My screen name, I mean, Peg of Tilling (my folks tell me it took them four days to pick my real name, and the nurses wouldn't let me leave the hospital until they had something proper to call me). The name comes from Miss Mapp, by E. F. Benson, and the reason I bring it up is that I just learned that Tom, who introduced me to the Lucia books passed away suddenly in early November.
Here's the relevant quote about the name–the chapter starts with a description of the town of Tilling, which is based on Rye, where Benson lived in Henry James's house (as a subsequent owner, not a room-mate):
"Tourists who had no pictorial gifts would pick their way among the sketchers, and search the shops for cracked china and bits of brass. Few if any of them left without purchasing one of the famous Tilling money-boxes, made in the shape of a pottery pig, who bore on his back that remarkable legend of his authenticity which ran:
"I won't be druv,
Though I am willing,
Good morning, my love,
Said the Pig of Tilling."
Miss Mapp had a long shelf full of these in every colour to adorn her dining-room. The one which completed her collection, of a pleasant magenta colour, had only just been acquired. She called them "My sweet rainbow of piggies," and often when she came down to breakfast, especially if Withers was in the room, she said: "Good morning, quaint little piggies." When Withers had left the room she counted them."
It's Peg because I won't be a quaint little piggy, even on the internet. When I see people around me judging the moss on the bark on the trees instead of seeing the forest, I see parallels in the Lucia books.
Tom was one of the people who trained me to work in reference. He would have me and other friends over for tea, and he also introduced us to sherry, Stephen Sondheim, and taught me how to make trifle–that's a lot of things I still keep in my mental trousseau. He was a very upbeat person, and I want to pass on the good things he taught me, so here's the trifle recipe:

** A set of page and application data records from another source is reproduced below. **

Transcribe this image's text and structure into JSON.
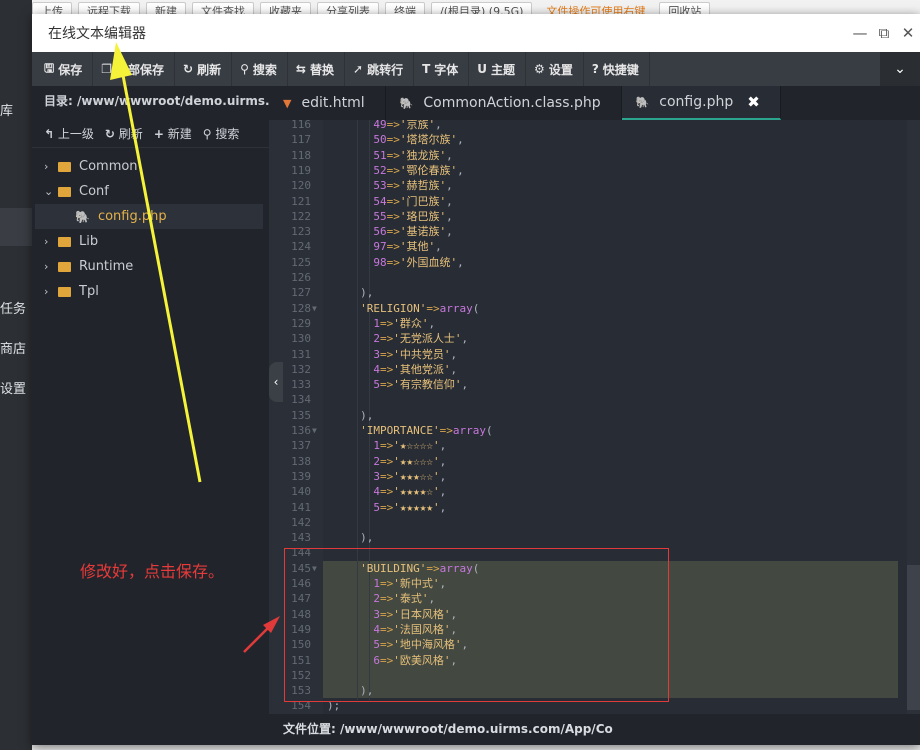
{
  "background": {
    "left_items": [
      "库",
      "任务",
      "商店",
      "设置"
    ],
    "top_tabs": [
      "上传",
      "远程下载",
      "新建",
      "文件查找",
      "收藏夹",
      "分享列表",
      "终端",
      "/(根目录) (9.5G)"
    ],
    "top_warn": "文件操作可使用右键",
    "top_right": "回收站"
  },
  "window": {
    "title": "在线文本编辑器",
    "controls": {
      "minimize": "—",
      "maximize": "⧉",
      "close": "✕"
    }
  },
  "toolbar": {
    "items": [
      {
        "icon": "save-icon",
        "glyph": "🖫",
        "label": "保存"
      },
      {
        "icon": "save-all-icon",
        "glyph": "❐",
        "label": "全部保存"
      },
      {
        "icon": "refresh-icon",
        "glyph": "↻",
        "label": "刷新"
      },
      {
        "icon": "search-icon",
        "glyph": "⚲",
        "label": "搜索"
      },
      {
        "icon": "replace-icon",
        "glyph": "⇆",
        "label": "替换"
      },
      {
        "icon": "goto-line-icon",
        "glyph": "➚",
        "label": "跳转行"
      },
      {
        "icon": "font-icon",
        "glyph": "T",
        "label": "字体"
      },
      {
        "icon": "theme-icon",
        "glyph": "U",
        "label": "主题"
      },
      {
        "icon": "gear-icon",
        "glyph": "⚙",
        "label": "设置"
      },
      {
        "icon": "help-icon",
        "glyph": "?",
        "label": "快捷键"
      }
    ],
    "chevron": "⌄"
  },
  "sidebar": {
    "dir_label": "目录: /www/wwwroot/demo.uirms.c...",
    "actions": [
      {
        "glyph": "↰",
        "label": "上一级"
      },
      {
        "glyph": "↻",
        "label": "刷新"
      },
      {
        "glyph": "+",
        "label": "新建"
      },
      {
        "glyph": "⚲",
        "label": "搜索"
      }
    ],
    "tree": [
      {
        "type": "folder",
        "label": "Common",
        "expanded": false
      },
      {
        "type": "folder",
        "label": "Conf",
        "expanded": true
      },
      {
        "type": "file",
        "label": "config.php"
      },
      {
        "type": "folder",
        "label": "Lib",
        "expanded": false
      },
      {
        "type": "folder",
        "label": "Runtime",
        "expanded": false
      },
      {
        "type": "folder",
        "label": "Tpl",
        "expanded": false
      }
    ],
    "collapse_glyph": "‹"
  },
  "tabs": [
    {
      "label": "edit.html",
      "kind": "html",
      "icon": "html5-icon",
      "glyph": "▼",
      "active": false
    },
    {
      "label": "CommonAction.class.php",
      "kind": "php",
      "icon": "php-elephant-icon",
      "glyph": "🐘",
      "active": false
    },
    {
      "label": "config.php",
      "kind": "php",
      "icon": "php-elephant-icon",
      "glyph": "🐘",
      "active": true,
      "close": "✖"
    }
  ],
  "code_lines": [
    {
      "no": 116,
      "indent": 7,
      "key": "49",
      "val": "'京族'"
    },
    {
      "no": 117,
      "indent": 7,
      "key": "50",
      "val": "'塔塔尔族'"
    },
    {
      "no": 118,
      "indent": 7,
      "key": "51",
      "val": "'独龙族'"
    },
    {
      "no": 119,
      "indent": 7,
      "key": "52",
      "val": "'鄂伦春族'"
    },
    {
      "no": 120,
      "indent": 7,
      "key": "53",
      "val": "'赫哲族'"
    },
    {
      "no": 121,
      "indent": 7,
      "key": "54",
      "val": "'门巴族'"
    },
    {
      "no": 122,
      "indent": 7,
      "key": "55",
      "val": "'珞巴族'"
    },
    {
      "no": 123,
      "indent": 7,
      "key": "56",
      "val": "'基诺族'"
    },
    {
      "no": 124,
      "indent": 7,
      "key": "97",
      "val": "'其他'"
    },
    {
      "no": 125,
      "indent": 7,
      "key": "98",
      "val": "'外国血统'"
    },
    {
      "no": 126,
      "indent": 0,
      "raw": ""
    },
    {
      "no": 127,
      "indent": 5,
      "raw": "),"
    },
    {
      "no": 128,
      "indent": 5,
      "fold": true,
      "akey": "'RELIGION'"
    },
    {
      "no": 129,
      "indent": 7,
      "key": "1",
      "val": "'群众'"
    },
    {
      "no": 130,
      "indent": 7,
      "key": "2",
      "val": "'无党派人士'"
    },
    {
      "no": 131,
      "indent": 7,
      "key": "3",
      "val": "'中共党员'"
    },
    {
      "no": 132,
      "indent": 7,
      "key": "4",
      "val": "'其他党派'"
    },
    {
      "no": 133,
      "indent": 7,
      "key": "5",
      "val": "'有宗教信仰'"
    },
    {
      "no": 134,
      "indent": 0,
      "raw": ""
    },
    {
      "no": 135,
      "indent": 5,
      "raw": "),"
    },
    {
      "no": 136,
      "indent": 5,
      "fold": true,
      "akey": "'IMPORTANCE'"
    },
    {
      "no": 137,
      "indent": 7,
      "key": "1",
      "val": "'★☆☆☆☆'"
    },
    {
      "no": 138,
      "indent": 7,
      "key": "2",
      "val": "'★★☆☆☆'"
    },
    {
      "no": 139,
      "indent": 7,
      "key": "3",
      "val": "'★★★☆☆'"
    },
    {
      "no": 140,
      "indent": 7,
      "key": "4",
      "val": "'★★★★☆'"
    },
    {
      "no": 141,
      "indent": 7,
      "key": "5",
      "val": "'★★★★★'"
    },
    {
      "no": 142,
      "indent": 0,
      "raw": ""
    },
    {
      "no": 143,
      "indent": 5,
      "raw": "),"
    },
    {
      "no": 144,
      "indent": 0,
      "raw": ""
    },
    {
      "no": 145,
      "indent": 5,
      "fold": true,
      "akey": "'BUILDING'",
      "hl": true
    },
    {
      "no": 146,
      "indent": 7,
      "key": "1",
      "val": "'新中式'",
      "hl": true
    },
    {
      "no": 147,
      "indent": 7,
      "key": "2",
      "val": "'泰式'",
      "hl": true
    },
    {
      "no": 148,
      "indent": 7,
      "key": "3",
      "val": "'日本风格'",
      "hl": true
    },
    {
      "no": 149,
      "indent": 7,
      "key": "4",
      "val": "'法国风格'",
      "hl": true
    },
    {
      "no": 150,
      "indent": 7,
      "key": "5",
      "val": "'地中海风格'",
      "hl": true
    },
    {
      "no": 151,
      "indent": 7,
      "key": "6",
      "val": "'欧美风格'",
      "hl": true
    },
    {
      "no": 152,
      "indent": 0,
      "raw": "",
      "hl": true
    },
    {
      "no": 153,
      "indent": 5,
      "raw": "),",
      "hl": true
    },
    {
      "no": 154,
      "indent": 0,
      "raw": ");"
    }
  ],
  "syntax": {
    "arrow": "=>",
    "array_kw": "array",
    "open": "(",
    "comma": ","
  },
  "status": {
    "file_location": "文件位置: /www/wwwroot/demo.uirms.com/App/Co"
  },
  "annotation": {
    "text": "修改好，点击保存。",
    "red": "#e83a3a",
    "yellow": "#f5f23a"
  }
}
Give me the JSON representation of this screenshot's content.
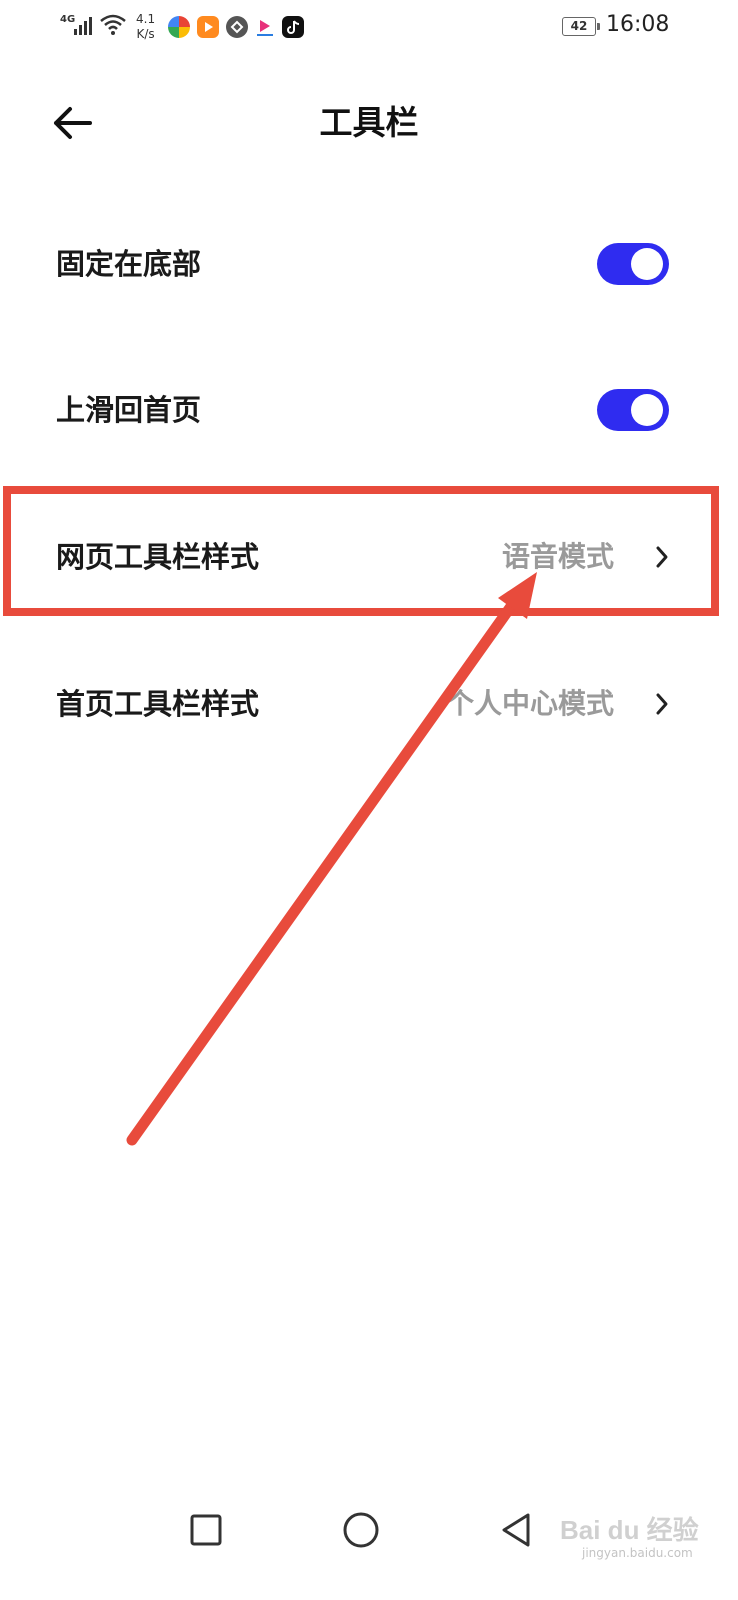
{
  "status_bar": {
    "network": "4G",
    "speed_value": "4.1",
    "speed_unit": "K/s",
    "battery": "42",
    "time": "16:08"
  },
  "header": {
    "title": "工具栏",
    "back_icon": "arrow-left-icon"
  },
  "settings": [
    {
      "label": "固定在底部",
      "type": "toggle",
      "checked": true
    },
    {
      "label": "上滑回首页",
      "type": "toggle",
      "checked": true
    },
    {
      "label": "网页工具栏样式",
      "type": "link",
      "value": "语音模式"
    },
    {
      "label": "首页工具栏样式",
      "type": "link",
      "value": "个人中心模式"
    }
  ],
  "colors": {
    "accent": "#2f2cf0",
    "annotation": "#e84b3c",
    "value_text": "#9a9a9a"
  },
  "watermark": {
    "brand": "Bai du 经验",
    "site": "jingyan.baidu.com"
  }
}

–break up pound cake in the bottom of a large bowl
–drizzle with sherry
–add blobs of jelly
–cover with pudding: cooked pudding, still hot, so it soaks into the cake
–add a layer of fruit
–top with whipped cream, real whipped cream
He would also talk about Twinkie Trifle as sort of a nightmare scenario–fruit cocktail was involved, and Cool Whip. In his apartment he had metal shelves like you'd find in restaurant kitchens full of opera on vinyl–I wonder if he ever went to CDs?